I was practically born into a photo studio. My father was a photographer and my mother a model with Ford agency. I grew up with Irving Penn (or as we called him, “Mr. Penn”) and Richard Avedon as family friends, and with models sitting on our living room couch. As a child, I spent time between New York City and Los Angeles, always immersed in the photographic and fashion/beauty world. I grew up watching my father’s photoshoots and soaking in the spreads displayed in Vogue and Harper’s Bazaar. I first started shooting when I was 12 years old, processing and printing color and black and white film in my lab at my home in New York City.
What made you pursue photography as a career? Who were your early inspirations? How did you get your first major breakthrough/assignment?
I was disillusioned by a long-time passion to study international law. I would always film students studying at the beach while I studied in the library. After a time, my sister (then an actress) got headshots taken by the “best headshot photographer in Los Angeles.” They were horrible. While putting a small ad in a motion picture magazine for “Mark de Paola: Headshot Photographer,” an older woman waved me into her office. After a short conversation, she hired me on the spot to shoot the cover of her magazine of actor Henry Fonda, and the rest is history. I was inspired by all the leading photographers of the time, from Richard Avedon and Irving Penn to Bert Stern, Art Kane, and Elliot Erwitt.
You are well known for your wide-open shooting style using natural light for the most part. Tell us a bit about your creative process and what you’re after.
Staying in the environment is really important to me. I always shoot wide open with available light as it is most consistent with the way we see – sharp with fall off into the corners. I rely on natural light to distill the action in the scene. I aim to hold the emotional content in the peripheral, out-of-focus areas. If you are worried about focusing, the world is passing you by.
You’ve done quite a bit of work in fashion. What guidance do you have for others, or if you could give some advice to a young Mark de Paola, what would that be?
Shoot, shoot, shoot! Do not get discouraged by all of the technique. Shoot first, worry about it later. I am not that interested in the picture-perfect photo opportunity, rather when we are most beautiful in the moment when we think no one is looking. The fashion industry is about time and not following trend, rather creating a trend with your own visual style. Learning to be both relevant and timeless is always a challenge in fashion.
What excites you about Loculars?
Loculars brings a new format that provides the opportunity for intimate and exclusive photo experiences. Both these aspects are pretty compelling. With “Art of Backstage,” a participant gets real backstage access with me at New York Fashion Week – that’s the kind of “exclusive” one gets through Loculars and it’s great for me as a photographer to be able to share that.

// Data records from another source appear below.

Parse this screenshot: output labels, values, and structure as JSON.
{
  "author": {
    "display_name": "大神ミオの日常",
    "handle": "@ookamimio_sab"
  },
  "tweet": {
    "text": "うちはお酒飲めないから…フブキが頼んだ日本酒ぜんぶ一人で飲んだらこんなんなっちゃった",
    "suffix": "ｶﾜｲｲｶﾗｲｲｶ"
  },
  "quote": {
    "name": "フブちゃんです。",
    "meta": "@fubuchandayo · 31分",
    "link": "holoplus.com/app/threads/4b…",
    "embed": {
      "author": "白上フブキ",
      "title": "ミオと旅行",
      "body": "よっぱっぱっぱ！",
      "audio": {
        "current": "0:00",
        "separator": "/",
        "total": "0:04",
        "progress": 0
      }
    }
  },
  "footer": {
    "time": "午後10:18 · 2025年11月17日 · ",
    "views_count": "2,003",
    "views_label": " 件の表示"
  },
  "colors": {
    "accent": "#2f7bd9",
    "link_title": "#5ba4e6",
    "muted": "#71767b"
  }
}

What’s next for you in terms of projects, areas of focus or interests?
Next for me is a body of work which will be shown for the first time in San Francisco during PhotoFairs called “Recent Work.” The series is an exploration of the visceral emotion without intellect, depicting portrait, figure, texture, and inanimate objects.